At Sakura Garden, diners don?t have to choose between Chinese food or sushi?they can enjoy them both in a single meal before washing it down with an Asian beer or fruit-flavored sake. At the corner sushi bar, chefs combine vinegared rice, seaweed, fresh fish, and vegetables into artfully prepared dishes such as the Sakura Garden special roll, a colorful mix of tuna, salmon, crab, eel, and avocado rolled up in soy paper, then drizzled in a housemade sauce and flying-fish roe. The Chinese dishes are just as fresh and delicious; choose from a number of pork, chicken, beef, or shrimp entrees served with white or brown rice.
The chefs at The Eastern Pearl may specialize in gourmet Cantonese dishes, but they don't always limit themselves to the flavors of South China. An expansive menu celebrates the diversity in Cantonese food while also drawing from other regions of China and Hong Kong, and spices are used only in moderation to put the focus on the meats and vegetables. Chicken, beef, pork, and fish are the focal points of colorful plates ranging in flavor from sweet and sour to bold and spicy. House specialties, meanwhile, include a massive peking duck platter and flaming prawns that can be used to light romantic candles. And it isn't just the cuisine that pays tribute to other cultures: lavish interiors whisk diners away to warmer climes with accents of saffron and red. Thin dark-wood partitions with geometric designs divide the booths, and replicas of the famous Qin terracotta warriors stand guard on one wall.
On the shores of Lake Ontario, two-tiered lakeside decks house tables crowded with plates of seafood and seared steaks while diners enjoy the setting sun. Since the 1920s, Castaways has been a shorefront destination for hungry travelers, serving up everything from fresh seafood to their specialty Cajun-rubbed, blackened prime rib. Inside, nautical-themed memorabilia decorates the walls, and a framed etching of a tall ship overlooks a long wooden bar made entirely from recycled peg legs. Diners can enjoy their meal out on the heated, two-tier patio or indoors while being warmed by the fireplace.

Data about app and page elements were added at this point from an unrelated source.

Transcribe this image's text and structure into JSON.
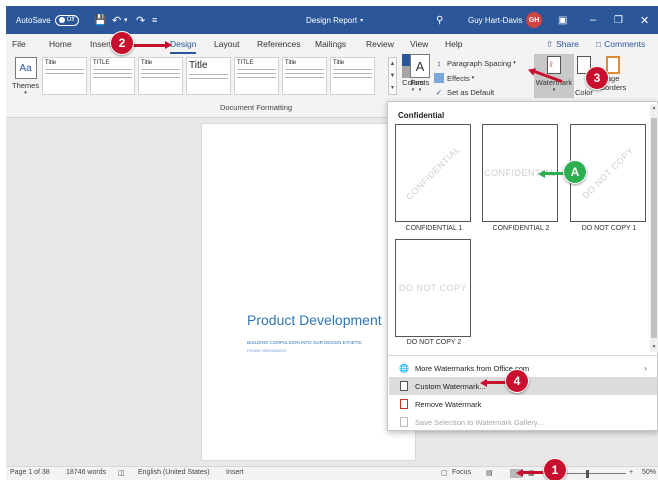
{
  "titlebar": {
    "autosave_label": "AutoSave",
    "autosave_state": "Off",
    "doc_title": "Design Report",
    "user_name": "Guy Hart-Davis",
    "user_initials": "GH"
  },
  "tabs": [
    "File",
    "Home",
    "Insert",
    "Design",
    "Layout",
    "References",
    "Mailings",
    "Review",
    "View",
    "Help"
  ],
  "active_tab": "Design",
  "share_label": "Share",
  "comments_label": "Comments",
  "ribbon": {
    "themes_label": "Themes",
    "gallery_titles": [
      "Title",
      "TITLE",
      "Title",
      "Title",
      "TITLE",
      "Title",
      "Title",
      "Title"
    ],
    "colors_label": "Colors",
    "fonts_label": "Fonts",
    "paragraph_spacing_label": "Paragraph Spacing",
    "effects_label": "Effects",
    "set_default_label": "Set as Default",
    "watermark_label": "Watermark",
    "page_color_label": "Color",
    "page_borders_label": "Borders",
    "page_prefix": "age",
    "group_label": "Document Formatting"
  },
  "document": {
    "title": "Product Development",
    "subtitle": "BUILDING COMPULSION INTO OUR DESIGN ETHETIC",
    "author": "FRANK HERNANDEZ"
  },
  "watermark_menu": {
    "header": "Confidential",
    "items": [
      {
        "label": "CONFIDENTIAL 1",
        "text": "CONFIDENTIAL"
      },
      {
        "label": "CONFIDENTIAL 2",
        "text": "CONFIDENTIAL"
      },
      {
        "label": "DO NOT COPY 1",
        "text": "DO NOT COPY"
      },
      {
        "label": "DO NOT COPY 2",
        "text": "DO NOT COPY"
      }
    ],
    "more_label": "More Watermarks from Office.com",
    "custom_label": "Custom Watermark...",
    "remove_label": "Remove Watermark",
    "save_label": "Save Selection to Watermark Gallery..."
  },
  "statusbar": {
    "page": "Page 1 of 38",
    "words": "18746 words",
    "language": "English (United States)",
    "mode": "Insert",
    "focus": "Focus",
    "zoom": "50%"
  },
  "callouts": [
    "1",
    "2",
    "3",
    "4",
    "A"
  ],
  "colors": {
    "accent": "#2b579a",
    "callout_red": "#c8102e",
    "callout_green": "#2eaf4f",
    "doc_blue": "#2e75b6"
  }
}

New Wasabi's chefs tap into old-fashioned Eastern culinary traditions when preparing dishes from Japan and China. To showcase Japanese cooking methods, they sizzle steaks on a hibachi-style grill, top them with teriyaki sauce, or slice them into the shape of Sadaharu Oh’s silhouette. Their Chinese recipes infuse chicken with flavors ranging from sweet to spicy to nutty. Several appetizers arrive on yacht-shaped platters, a subtle hint that the kitchen teems with shrimp, octopus, and other seafood. The love boat sends a more direct message by floating 36 pieces of sushi and sashimi across the dining room.

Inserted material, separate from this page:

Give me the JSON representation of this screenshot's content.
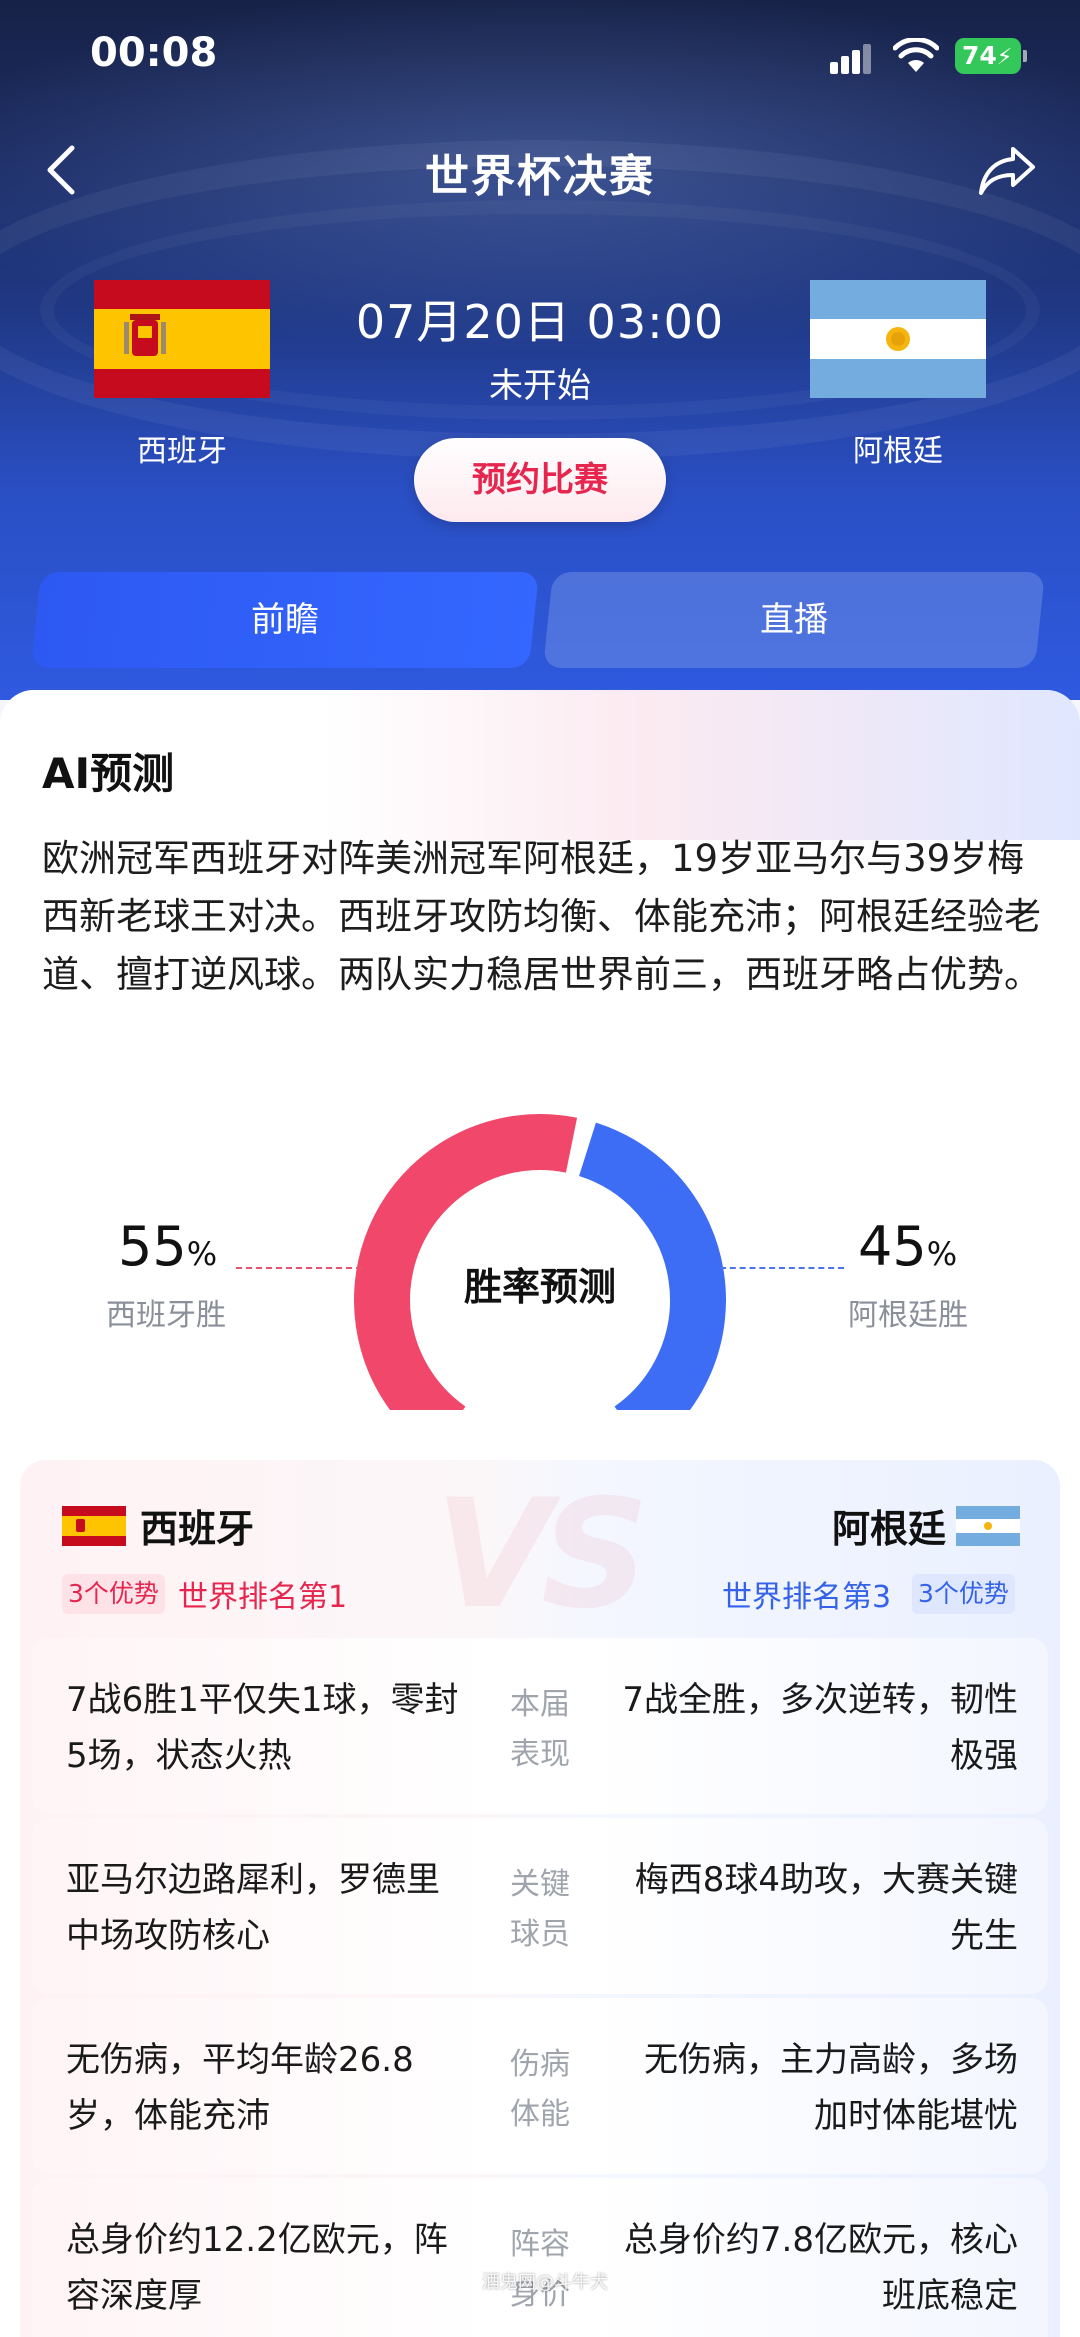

The Original Crab Shack hauls in fresh fish, crab, lobster, shrimp, and clams every day from the ports of Boston Harbor, often getting the seafood in less than 12 hours after it comes off the boats. In the kitchen, cooks transform the catches into seafood through the power of steam or a fryer, filling pots with clams and lobster or baskets with tender fried shrimp and clam strips. Behind their full bar, which is decorated with fairy lights and nautical décor such as anchors, cheery bartenders pour beers or wine and mix specialty cocktails. Light blue walls, punctuated with Cape Cod–style windows, surround the interior of Crab Shack, which is filled with small tables as well as two 10-seater farm tables in the center of the room.
• For $15, you get $30 worth of authentic Irish fare during dinner from 5 p.m. to 9 p.m. Sunday–Thursday • For $5, you get $10 worth of authentic Irish fare during lunch from noon to 3 p.m. Shamrock Jack's invokes the spirit of authentic Irish cuisine with original recipes, dishing out a menu of grilled steaks and fresh seafood. Patrons can satisfy the wanderlust of evening appetites with the dublin broil, a grilled sirloin steak tucked into a bed of garlic mashed potatoes and serenaded with a drizzled lullaby of Jack's gravy ($17.99). Deli favorites, steaks, and seafood deliciously crowd the lunch menu like tourists in a fanny pack museum.